TASK DESCRIPTION >>
Tally the lines of the data below that contain the string "this". Give the tally and nothing else.

---------- STUDY MATERIAL

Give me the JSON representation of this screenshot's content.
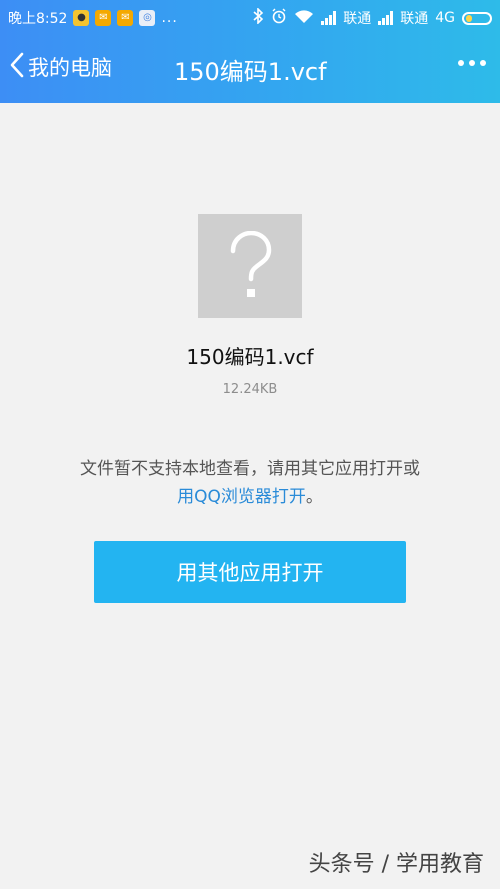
{
  "status_bar": {
    "time": "晚上8:52",
    "overflow": "...",
    "carrier1": "联通",
    "carrier2": "联通",
    "network": "4G"
  },
  "header": {
    "back_label": "我的电脑",
    "title": "150编码1.vcf"
  },
  "file": {
    "icon": "question-mark-icon",
    "name": "150编码1.vcf",
    "size": "12.24KB"
  },
  "message": {
    "line1": "文件暂不支持本地查看，请用其它应用打开或",
    "link": "用QQ浏览器打开",
    "suffix": "。"
  },
  "actions": {
    "open_other_app": "用其他应用打开"
  },
  "watermark": "头条号 / 学用教育",
  "colors": {
    "header_start": "#3d8ef5",
    "header_end": "#2ebbe9",
    "button": "#23b4f1",
    "link": "#2a8bd8",
    "background": "#f2f2f2"
  }
}
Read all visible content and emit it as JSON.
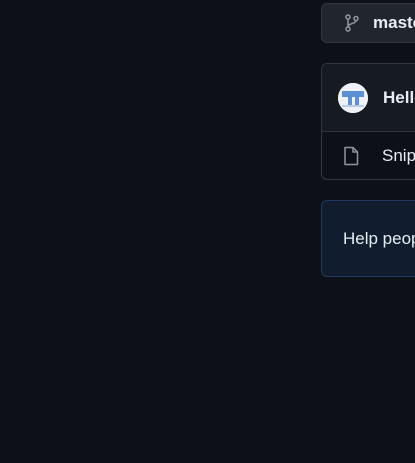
{
  "branch_selector": {
    "label": "master",
    "icon": "git-branch-icon"
  },
  "latest_commit": {
    "author": "Hello",
    "avatar_icon": "avatar"
  },
  "files": [
    {
      "name": "Snippets",
      "icon": "file-icon"
    }
  ],
  "flash": {
    "text": "Help people"
  },
  "colors": {
    "background": "#0d1117",
    "border": "#30363d",
    "button_bg": "#21262d",
    "header_bg": "#161b22",
    "flash_bg": "#111d2e",
    "flash_border": "#1f3a5f",
    "text": "#e6edf3",
    "muted_icon": "#8d96a0"
  }
}
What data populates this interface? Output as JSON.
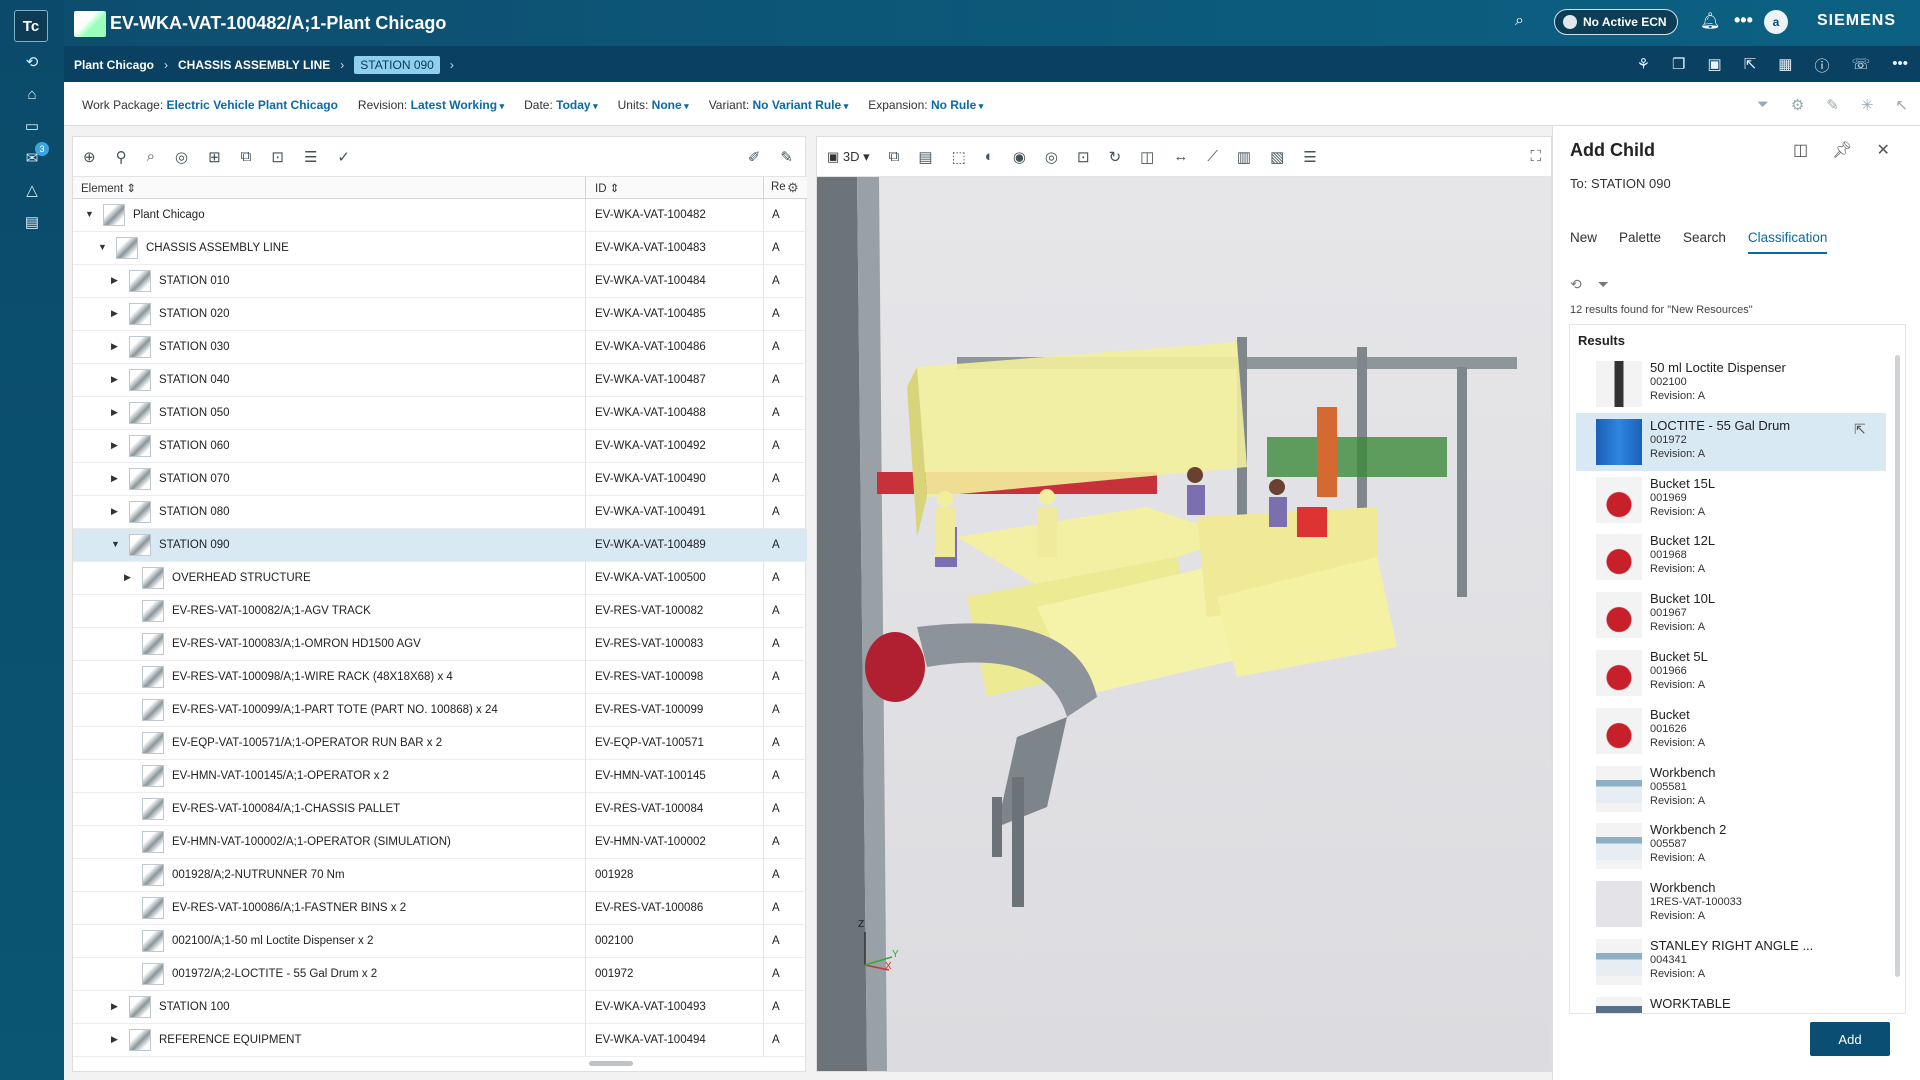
{
  "app": {
    "logo": "Tc",
    "title": "EV-WKA-VAT-100482/A;1-Plant Chicago",
    "ecn": "No Active ECN",
    "user_initial": "a",
    "brand": "SIEMENS",
    "notif_count": "3"
  },
  "breadcrumb": [
    "Plant Chicago",
    "CHASSIS ASSEMBLY LINE",
    "STATION 090"
  ],
  "context": {
    "work_package_label": "Work Package:",
    "work_package": "Electric Vehicle Plant Chicago",
    "revision_label": "Revision:",
    "revision": "Latest Working",
    "date_label": "Date:",
    "date": "Today",
    "units_label": "Units:",
    "units": "None",
    "variant_label": "Variant:",
    "variant": "No Variant Rule",
    "expansion_label": "Expansion:",
    "expansion": "No Rule"
  },
  "tree": {
    "col_element": "Element",
    "col_id": "ID",
    "col_rev": "Re",
    "rows": [
      {
        "name": "Plant Chicago",
        "id": "EV-WKA-VAT-100482",
        "rev": "A"
      },
      {
        "name": "CHASSIS ASSEMBLY LINE",
        "id": "EV-WKA-VAT-100483",
        "rev": "A"
      },
      {
        "name": "STATION 010",
        "id": "EV-WKA-VAT-100484",
        "rev": "A"
      },
      {
        "name": "STATION 020",
        "id": "EV-WKA-VAT-100485",
        "rev": "A"
      },
      {
        "name": "STATION 030",
        "id": "EV-WKA-VAT-100486",
        "rev": "A"
      },
      {
        "name": "STATION 040",
        "id": "EV-WKA-VAT-100487",
        "rev": "A"
      },
      {
        "name": "STATION 050",
        "id": "EV-WKA-VAT-100488",
        "rev": "A"
      },
      {
        "name": "STATION 060",
        "id": "EV-WKA-VAT-100492",
        "rev": "A"
      },
      {
        "name": "STATION 070",
        "id": "EV-WKA-VAT-100490",
        "rev": "A"
      },
      {
        "name": "STATION 080",
        "id": "EV-WKA-VAT-100491",
        "rev": "A"
      },
      {
        "name": "STATION 090",
        "id": "EV-WKA-VAT-100489",
        "rev": "A"
      },
      {
        "name": "OVERHEAD STRUCTURE",
        "id": "EV-WKA-VAT-100500",
        "rev": "A"
      },
      {
        "name": "EV-RES-VAT-100082/A;1-AGV TRACK",
        "id": "EV-RES-VAT-100082",
        "rev": "A"
      },
      {
        "name": "EV-RES-VAT-100083/A;1-OMRON HD1500 AGV",
        "id": "EV-RES-VAT-100083",
        "rev": "A"
      },
      {
        "name": "EV-RES-VAT-100098/A;1-WIRE RACK (48X18X68) x 4",
        "id": "EV-RES-VAT-100098",
        "rev": "A"
      },
      {
        "name": "EV-RES-VAT-100099/A;1-PART TOTE (PART NO. 100868) x 24",
        "id": "EV-RES-VAT-100099",
        "rev": "A"
      },
      {
        "name": "EV-EQP-VAT-100571/A;1-OPERATOR RUN BAR x 2",
        "id": "EV-EQP-VAT-100571",
        "rev": "A"
      },
      {
        "name": "EV-HMN-VAT-100145/A;1-OPERATOR x 2",
        "id": "EV-HMN-VAT-100145",
        "rev": "A"
      },
      {
        "name": "EV-RES-VAT-100084/A;1-CHASSIS PALLET",
        "id": "EV-RES-VAT-100084",
        "rev": "A"
      },
      {
        "name": "EV-HMN-VAT-100002/A;1-OPERATOR (SIMULATION)",
        "id": "EV-HMN-VAT-100002",
        "rev": "A"
      },
      {
        "name": "001928/A;2-NUTRUNNER 70 Nm",
        "id": "001928",
        "rev": "A"
      },
      {
        "name": "EV-RES-VAT-100086/A;1-FASTNER BINS x 2",
        "id": "EV-RES-VAT-100086",
        "rev": "A"
      },
      {
        "name": "002100/A;1-50 ml Loctite Dispenser x 2",
        "id": "002100",
        "rev": "A"
      },
      {
        "name": "001972/A;2-LOCTITE - 55 Gal Drum x 2",
        "id": "001972",
        "rev": "A"
      },
      {
        "name": "STATION 100",
        "id": "EV-WKA-VAT-100493",
        "rev": "A"
      },
      {
        "name": "REFERENCE EQUIPMENT",
        "id": "EV-WKA-VAT-100494",
        "rev": "A"
      }
    ]
  },
  "viewer": {
    "mode": "3D",
    "axis_z": "Z",
    "axis_y": "Y",
    "axis_x": "X"
  },
  "add_child": {
    "title": "Add Child",
    "to_label": "To:",
    "to_value": "STATION 090",
    "tabs": [
      "New",
      "Palette",
      "Search",
      "Classification"
    ],
    "found": "12 results found for \"New Resources\"",
    "results_header": "Results",
    "rev_label": "Revision:",
    "results": [
      {
        "name": "50 ml Loctite Dispenser",
        "code": "002100",
        "rev": "A"
      },
      {
        "name": "LOCTITE - 55 Gal Drum",
        "code": "001972",
        "rev": "A"
      },
      {
        "name": "Bucket 15L",
        "code": "001969",
        "rev": "A"
      },
      {
        "name": "Bucket 12L",
        "code": "001968",
        "rev": "A"
      },
      {
        "name": "Bucket 10L",
        "code": "001967",
        "rev": "A"
      },
      {
        "name": "Bucket 5L",
        "code": "001966",
        "rev": "A"
      },
      {
        "name": "Bucket",
        "code": "001626",
        "rev": "A"
      },
      {
        "name": "Workbench",
        "code": "005581",
        "rev": "A"
      },
      {
        "name": "Workbench 2",
        "code": "005587",
        "rev": "A"
      },
      {
        "name": "Workbench",
        "code": "1RES-VAT-100033",
        "rev": "A"
      },
      {
        "name": "STANLEY RIGHT ANGLE ...",
        "code": "004341",
        "rev": "A"
      },
      {
        "name": "WORKTABLE",
        "code": "",
        "rev": ""
      }
    ],
    "add_label": "Add"
  },
  "colors": {
    "header": "#0d4e6f",
    "accent": "#0a6aa3",
    "selection": "#d9e9f4",
    "scene_yellow": "#f2ef9c"
  }
}
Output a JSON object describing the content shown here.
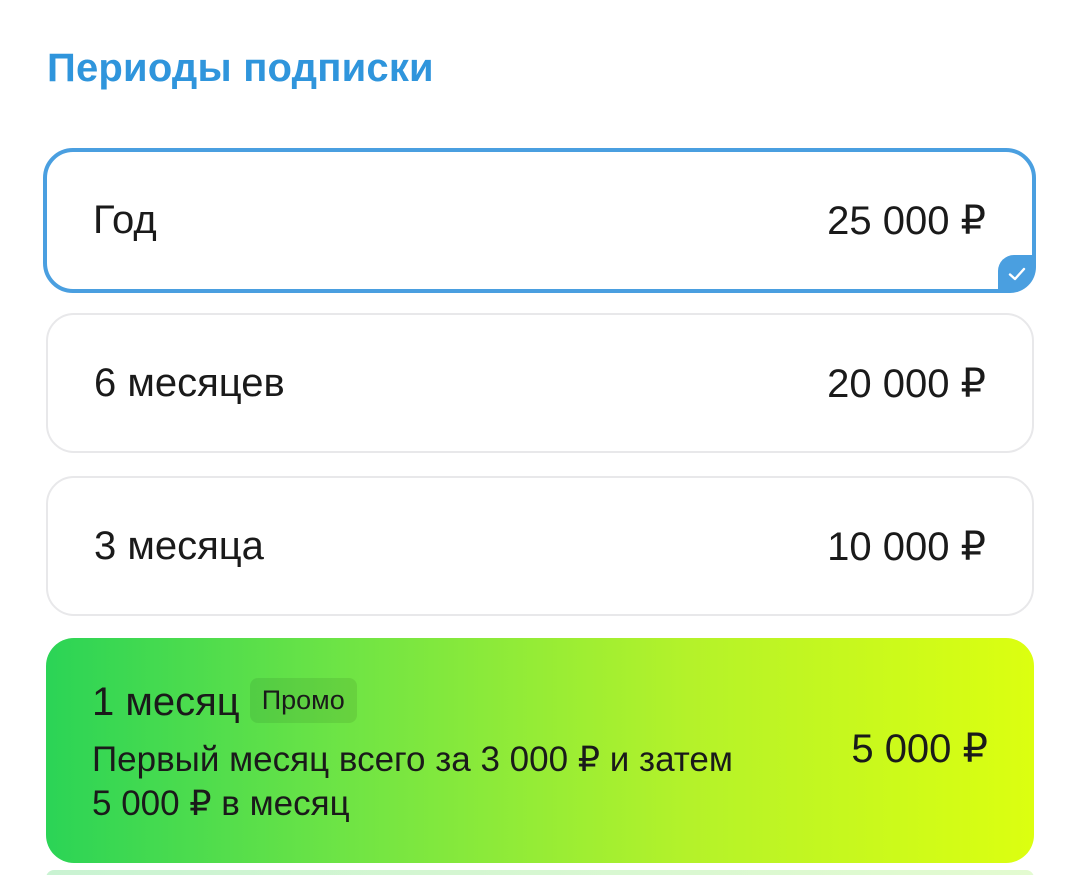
{
  "section": {
    "title": "Периоды подписки"
  },
  "plans": [
    {
      "name": "Год",
      "price": "25 000 ₽",
      "selected": true
    },
    {
      "name": "6 месяцев",
      "price": "20 000 ₽",
      "selected": false
    },
    {
      "name": "3 месяца",
      "price": "10 000 ₽",
      "selected": false
    },
    {
      "name": "1 месяц",
      "badge": "Промо",
      "description": "Первый месяц всего за 3 000 ₽ и затем 5 000 ₽ в месяц",
      "price": "5 000 ₽",
      "selected": false
    }
  ],
  "colors": {
    "accent": "#4a9fe0",
    "title": "#2f95dc",
    "promo_gradient_start": "#2bd456",
    "promo_gradient_end": "#dcff10",
    "card_border": "#e8e8ea"
  },
  "icons": {
    "selected_indicator": "check-icon"
  }
}
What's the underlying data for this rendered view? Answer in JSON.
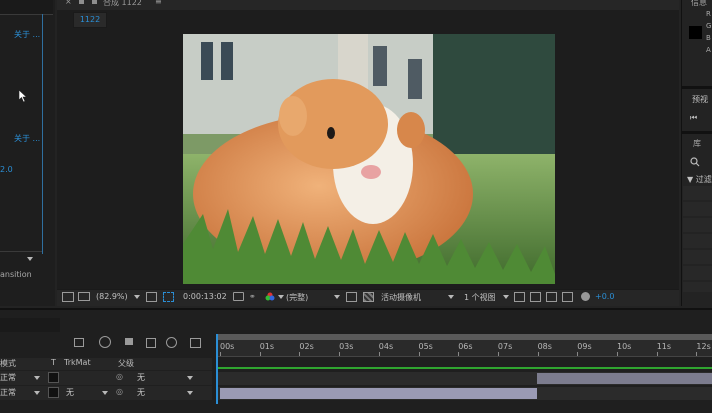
{
  "left_panel": {
    "about_link_1": "关于 ...",
    "about_link_2": "关于 ...",
    "version": "2.0",
    "transition_label": "ansition"
  },
  "comp_tab": {
    "title": "合成 1122",
    "sub_tab": "1122"
  },
  "viewer_toolbar": {
    "zoom": "(82.9%)",
    "timecode": "0:00:13:02",
    "resolution": "(完整)",
    "camera": "活动摄像机",
    "views": "1 个视图",
    "exposure": "+0.0"
  },
  "right_panel": {
    "info_title": "信息",
    "info_chars": [
      "R",
      "G",
      "B",
      "A"
    ],
    "preview_title": "预视",
    "library_title": "库",
    "search_icon": "search-icon",
    "filter_label": "▼ 过滤"
  },
  "timeline": {
    "col_mode": "模式",
    "col_t": "T",
    "col_trkmat": "TrkMat",
    "col_parent": "父级",
    "layers": [
      {
        "mode": "正常",
        "trkmat": "",
        "parent": "无"
      },
      {
        "mode": "正常",
        "trkmat": "无",
        "parent": "无"
      }
    ],
    "ruler": [
      "00s",
      "01s",
      "02s",
      "03s",
      "04s",
      "05s",
      "06s",
      "07s",
      "08s",
      "09s",
      "10s",
      "11s",
      "12s"
    ]
  }
}
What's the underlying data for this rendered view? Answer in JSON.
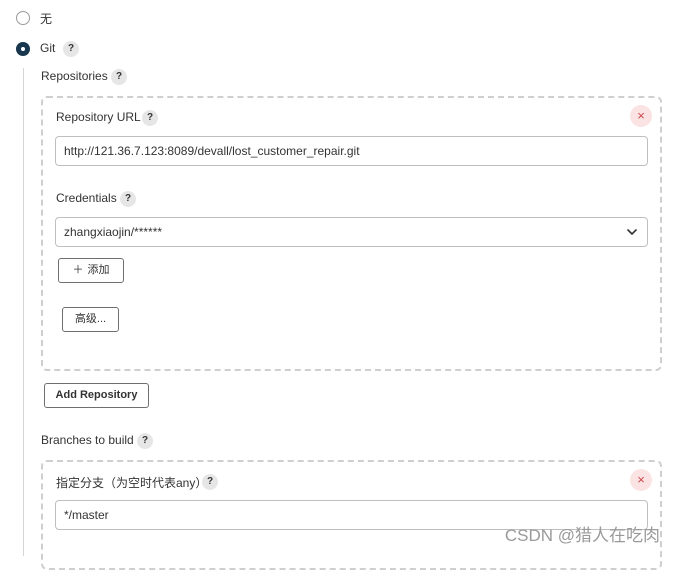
{
  "scm": {
    "none_label": "无",
    "git_label": "Git",
    "help_glyph": "?"
  },
  "repositories": {
    "section_label": "Repositories",
    "url_label": "Repository URL",
    "url_value": "http://121.36.7.123:8089/devall/lost_customer_repair.git",
    "credentials_label": "Credentials",
    "credentials_value": "zhangxiaojin/******",
    "add_button_icon": "＋",
    "add_button_label": "添加",
    "advanced_button_label": "高级...",
    "add_repository_label": "Add Repository",
    "remove_glyph": "×"
  },
  "branches": {
    "section_label": "Branches to build",
    "branch_label": "指定分支（为空时代表any）",
    "branch_value": "*/master",
    "remove_glyph": "×"
  },
  "watermark": "CSDN @猎人在吃肉",
  "colors": {
    "radio_checked": "#18374e",
    "remove_bg": "#fbe3e3",
    "remove_fg": "#d0454c"
  }
}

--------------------

TASK RESPONSE >>
4